> Task item
Return every line in the entries below where the word "this" shows up.

[Dataset records]

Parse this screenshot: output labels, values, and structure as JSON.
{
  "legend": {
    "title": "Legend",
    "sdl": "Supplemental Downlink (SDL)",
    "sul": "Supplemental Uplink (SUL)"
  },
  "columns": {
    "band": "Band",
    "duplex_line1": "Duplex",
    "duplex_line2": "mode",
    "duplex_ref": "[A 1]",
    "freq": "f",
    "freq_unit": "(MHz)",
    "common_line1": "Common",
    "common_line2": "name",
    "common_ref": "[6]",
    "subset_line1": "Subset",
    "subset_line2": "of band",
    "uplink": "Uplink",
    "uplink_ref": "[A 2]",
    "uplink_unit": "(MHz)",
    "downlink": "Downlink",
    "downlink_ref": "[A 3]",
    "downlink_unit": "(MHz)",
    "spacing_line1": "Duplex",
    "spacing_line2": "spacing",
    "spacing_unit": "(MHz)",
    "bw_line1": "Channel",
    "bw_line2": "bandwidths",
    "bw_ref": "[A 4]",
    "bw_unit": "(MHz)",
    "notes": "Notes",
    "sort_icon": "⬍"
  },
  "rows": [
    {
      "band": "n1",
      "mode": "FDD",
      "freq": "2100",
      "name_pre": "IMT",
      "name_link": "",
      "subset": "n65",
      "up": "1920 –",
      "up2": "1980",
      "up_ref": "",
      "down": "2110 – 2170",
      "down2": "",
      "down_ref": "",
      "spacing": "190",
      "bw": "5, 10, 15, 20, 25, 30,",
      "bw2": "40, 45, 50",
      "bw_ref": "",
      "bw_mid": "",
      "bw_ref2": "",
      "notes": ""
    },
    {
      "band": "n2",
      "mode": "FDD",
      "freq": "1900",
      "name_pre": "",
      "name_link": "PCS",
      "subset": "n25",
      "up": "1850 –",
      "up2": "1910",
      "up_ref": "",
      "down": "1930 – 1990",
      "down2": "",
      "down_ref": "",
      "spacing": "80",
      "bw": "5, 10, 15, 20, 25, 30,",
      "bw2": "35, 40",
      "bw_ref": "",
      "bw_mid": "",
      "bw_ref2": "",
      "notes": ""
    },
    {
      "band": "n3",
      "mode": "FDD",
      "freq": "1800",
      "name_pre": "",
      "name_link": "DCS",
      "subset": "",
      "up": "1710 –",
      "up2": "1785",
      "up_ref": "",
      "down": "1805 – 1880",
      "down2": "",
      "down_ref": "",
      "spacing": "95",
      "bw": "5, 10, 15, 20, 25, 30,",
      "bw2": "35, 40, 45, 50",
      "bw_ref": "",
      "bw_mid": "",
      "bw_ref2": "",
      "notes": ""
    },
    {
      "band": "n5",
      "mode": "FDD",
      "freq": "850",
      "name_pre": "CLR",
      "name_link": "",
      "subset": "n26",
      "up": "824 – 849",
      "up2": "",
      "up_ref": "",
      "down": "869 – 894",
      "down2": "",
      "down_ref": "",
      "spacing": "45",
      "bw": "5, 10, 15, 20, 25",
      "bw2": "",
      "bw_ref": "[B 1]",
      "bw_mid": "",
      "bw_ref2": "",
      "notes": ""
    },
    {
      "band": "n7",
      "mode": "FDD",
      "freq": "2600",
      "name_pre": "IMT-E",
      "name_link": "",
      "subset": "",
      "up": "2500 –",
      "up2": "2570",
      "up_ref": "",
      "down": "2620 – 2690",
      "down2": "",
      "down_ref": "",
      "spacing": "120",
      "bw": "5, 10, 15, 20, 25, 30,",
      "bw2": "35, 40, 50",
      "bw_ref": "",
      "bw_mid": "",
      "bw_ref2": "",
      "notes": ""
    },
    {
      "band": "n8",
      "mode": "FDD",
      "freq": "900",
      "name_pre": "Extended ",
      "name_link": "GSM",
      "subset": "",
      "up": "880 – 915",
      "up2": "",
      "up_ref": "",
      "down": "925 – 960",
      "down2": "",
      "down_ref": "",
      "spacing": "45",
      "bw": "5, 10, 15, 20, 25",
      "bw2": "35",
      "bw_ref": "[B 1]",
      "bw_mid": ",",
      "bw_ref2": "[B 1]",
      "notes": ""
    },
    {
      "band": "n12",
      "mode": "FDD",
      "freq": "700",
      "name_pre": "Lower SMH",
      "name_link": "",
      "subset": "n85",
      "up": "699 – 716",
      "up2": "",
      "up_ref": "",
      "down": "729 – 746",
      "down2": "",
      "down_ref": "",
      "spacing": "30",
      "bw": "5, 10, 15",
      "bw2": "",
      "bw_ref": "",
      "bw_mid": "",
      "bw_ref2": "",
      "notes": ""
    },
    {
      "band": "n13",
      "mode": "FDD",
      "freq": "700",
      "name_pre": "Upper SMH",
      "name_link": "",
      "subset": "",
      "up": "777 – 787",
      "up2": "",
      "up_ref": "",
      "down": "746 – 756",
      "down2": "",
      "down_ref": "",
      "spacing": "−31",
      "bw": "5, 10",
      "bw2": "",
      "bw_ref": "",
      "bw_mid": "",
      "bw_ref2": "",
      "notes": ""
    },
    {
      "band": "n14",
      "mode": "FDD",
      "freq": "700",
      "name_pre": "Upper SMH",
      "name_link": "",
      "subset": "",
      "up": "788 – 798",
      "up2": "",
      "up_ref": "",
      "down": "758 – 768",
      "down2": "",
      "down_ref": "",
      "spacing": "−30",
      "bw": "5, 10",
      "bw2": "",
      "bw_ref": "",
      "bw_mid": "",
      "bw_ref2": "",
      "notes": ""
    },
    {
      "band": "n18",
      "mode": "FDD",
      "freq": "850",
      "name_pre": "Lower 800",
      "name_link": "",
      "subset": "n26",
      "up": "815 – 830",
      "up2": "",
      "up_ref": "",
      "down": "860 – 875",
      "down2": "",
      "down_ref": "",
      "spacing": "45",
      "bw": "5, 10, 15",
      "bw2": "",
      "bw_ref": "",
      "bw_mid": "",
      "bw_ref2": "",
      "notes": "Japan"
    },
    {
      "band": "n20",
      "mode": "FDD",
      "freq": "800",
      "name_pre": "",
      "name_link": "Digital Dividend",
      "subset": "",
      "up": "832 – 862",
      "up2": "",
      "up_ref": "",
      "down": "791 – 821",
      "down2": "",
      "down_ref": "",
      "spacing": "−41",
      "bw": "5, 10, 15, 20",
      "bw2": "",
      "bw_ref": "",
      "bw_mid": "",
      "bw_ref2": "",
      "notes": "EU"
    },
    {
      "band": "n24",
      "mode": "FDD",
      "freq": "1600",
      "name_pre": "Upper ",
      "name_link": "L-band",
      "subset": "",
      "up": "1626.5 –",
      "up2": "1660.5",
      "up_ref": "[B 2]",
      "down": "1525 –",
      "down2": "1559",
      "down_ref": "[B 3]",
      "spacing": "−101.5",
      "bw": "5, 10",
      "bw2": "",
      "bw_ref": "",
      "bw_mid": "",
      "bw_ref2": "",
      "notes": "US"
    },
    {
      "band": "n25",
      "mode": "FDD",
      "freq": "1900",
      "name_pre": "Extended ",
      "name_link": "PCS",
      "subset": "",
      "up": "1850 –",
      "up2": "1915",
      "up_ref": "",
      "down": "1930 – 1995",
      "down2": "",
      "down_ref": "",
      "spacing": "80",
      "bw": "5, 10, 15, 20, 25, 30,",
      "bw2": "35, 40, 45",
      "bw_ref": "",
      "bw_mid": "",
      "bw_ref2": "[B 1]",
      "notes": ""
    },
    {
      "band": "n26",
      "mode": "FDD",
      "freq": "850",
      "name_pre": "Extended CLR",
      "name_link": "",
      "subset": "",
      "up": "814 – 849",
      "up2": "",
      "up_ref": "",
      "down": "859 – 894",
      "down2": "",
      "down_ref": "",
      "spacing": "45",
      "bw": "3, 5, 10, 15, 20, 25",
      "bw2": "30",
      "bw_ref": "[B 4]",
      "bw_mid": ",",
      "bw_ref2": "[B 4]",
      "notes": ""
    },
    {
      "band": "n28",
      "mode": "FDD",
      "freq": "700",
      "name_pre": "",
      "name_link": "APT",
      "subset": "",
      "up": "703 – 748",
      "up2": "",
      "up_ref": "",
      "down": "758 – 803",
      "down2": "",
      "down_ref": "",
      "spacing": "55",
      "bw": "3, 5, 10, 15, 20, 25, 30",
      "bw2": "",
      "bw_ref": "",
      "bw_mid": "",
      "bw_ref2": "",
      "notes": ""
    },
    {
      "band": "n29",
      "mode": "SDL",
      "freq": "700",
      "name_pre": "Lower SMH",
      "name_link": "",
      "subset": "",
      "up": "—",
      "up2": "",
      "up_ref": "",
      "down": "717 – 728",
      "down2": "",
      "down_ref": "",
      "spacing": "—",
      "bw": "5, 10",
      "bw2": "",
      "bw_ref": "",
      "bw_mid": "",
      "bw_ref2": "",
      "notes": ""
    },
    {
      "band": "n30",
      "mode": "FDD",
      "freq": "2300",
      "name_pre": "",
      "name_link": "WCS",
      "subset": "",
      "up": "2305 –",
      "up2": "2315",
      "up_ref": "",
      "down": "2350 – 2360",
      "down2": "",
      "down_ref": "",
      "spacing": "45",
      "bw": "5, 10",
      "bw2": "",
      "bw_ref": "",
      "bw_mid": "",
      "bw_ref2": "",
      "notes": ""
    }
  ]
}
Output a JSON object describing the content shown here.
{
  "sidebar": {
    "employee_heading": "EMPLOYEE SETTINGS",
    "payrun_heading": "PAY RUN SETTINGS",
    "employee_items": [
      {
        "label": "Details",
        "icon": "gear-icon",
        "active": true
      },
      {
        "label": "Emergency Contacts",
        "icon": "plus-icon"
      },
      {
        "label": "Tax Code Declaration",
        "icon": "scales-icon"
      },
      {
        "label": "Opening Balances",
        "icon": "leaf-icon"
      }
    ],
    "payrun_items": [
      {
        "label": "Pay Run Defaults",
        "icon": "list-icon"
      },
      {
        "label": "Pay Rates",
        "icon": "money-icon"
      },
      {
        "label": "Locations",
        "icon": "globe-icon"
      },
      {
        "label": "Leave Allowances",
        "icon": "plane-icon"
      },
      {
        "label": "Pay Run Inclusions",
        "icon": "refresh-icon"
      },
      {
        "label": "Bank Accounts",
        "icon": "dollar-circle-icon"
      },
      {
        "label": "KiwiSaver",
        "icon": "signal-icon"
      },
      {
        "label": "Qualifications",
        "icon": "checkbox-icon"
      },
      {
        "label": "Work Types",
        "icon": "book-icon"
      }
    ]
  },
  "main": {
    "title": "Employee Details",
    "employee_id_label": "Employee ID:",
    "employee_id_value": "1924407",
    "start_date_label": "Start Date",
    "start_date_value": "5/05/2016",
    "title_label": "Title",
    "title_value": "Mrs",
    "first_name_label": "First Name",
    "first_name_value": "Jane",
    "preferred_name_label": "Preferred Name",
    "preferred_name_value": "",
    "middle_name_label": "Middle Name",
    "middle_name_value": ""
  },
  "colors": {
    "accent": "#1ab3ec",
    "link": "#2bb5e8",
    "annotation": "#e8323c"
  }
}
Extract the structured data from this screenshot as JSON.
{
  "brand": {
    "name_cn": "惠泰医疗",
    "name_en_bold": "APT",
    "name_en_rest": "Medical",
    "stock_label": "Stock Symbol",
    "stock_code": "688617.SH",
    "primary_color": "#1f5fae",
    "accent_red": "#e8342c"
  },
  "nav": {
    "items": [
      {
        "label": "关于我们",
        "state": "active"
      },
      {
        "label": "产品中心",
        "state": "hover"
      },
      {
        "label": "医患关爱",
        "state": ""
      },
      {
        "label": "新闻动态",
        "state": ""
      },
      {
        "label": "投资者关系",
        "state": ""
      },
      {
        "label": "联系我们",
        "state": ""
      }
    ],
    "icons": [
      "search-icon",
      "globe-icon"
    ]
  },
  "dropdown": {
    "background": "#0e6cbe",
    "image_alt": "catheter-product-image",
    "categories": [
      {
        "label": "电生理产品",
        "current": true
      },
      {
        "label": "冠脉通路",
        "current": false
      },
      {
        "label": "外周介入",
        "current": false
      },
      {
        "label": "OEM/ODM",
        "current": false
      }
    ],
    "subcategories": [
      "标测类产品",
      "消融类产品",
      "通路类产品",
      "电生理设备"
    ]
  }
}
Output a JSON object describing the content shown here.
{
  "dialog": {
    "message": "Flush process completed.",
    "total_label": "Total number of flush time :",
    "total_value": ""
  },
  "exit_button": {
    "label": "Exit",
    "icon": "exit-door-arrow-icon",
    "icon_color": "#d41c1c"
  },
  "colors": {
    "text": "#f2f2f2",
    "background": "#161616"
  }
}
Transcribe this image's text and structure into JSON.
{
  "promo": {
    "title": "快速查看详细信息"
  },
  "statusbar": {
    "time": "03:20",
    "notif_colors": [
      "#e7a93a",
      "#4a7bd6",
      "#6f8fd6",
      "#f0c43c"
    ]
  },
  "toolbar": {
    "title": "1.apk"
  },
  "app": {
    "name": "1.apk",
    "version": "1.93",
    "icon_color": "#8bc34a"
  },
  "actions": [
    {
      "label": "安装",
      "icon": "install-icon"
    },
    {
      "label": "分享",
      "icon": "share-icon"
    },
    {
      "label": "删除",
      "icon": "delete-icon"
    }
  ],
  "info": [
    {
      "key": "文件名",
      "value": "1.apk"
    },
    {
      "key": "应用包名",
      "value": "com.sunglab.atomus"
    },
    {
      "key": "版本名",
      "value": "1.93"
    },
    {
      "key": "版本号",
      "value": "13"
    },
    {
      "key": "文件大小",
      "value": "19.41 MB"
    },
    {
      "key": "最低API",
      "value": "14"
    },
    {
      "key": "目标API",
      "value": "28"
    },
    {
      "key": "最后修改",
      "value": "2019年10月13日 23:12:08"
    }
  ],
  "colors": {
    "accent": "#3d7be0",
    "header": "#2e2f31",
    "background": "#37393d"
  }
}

> Answer box
Parse this screenshot: output labels, values, and structure as JSON.
Extract the structured data from this screenshot as JSON.
Transcribe this image's text and structure into JSON.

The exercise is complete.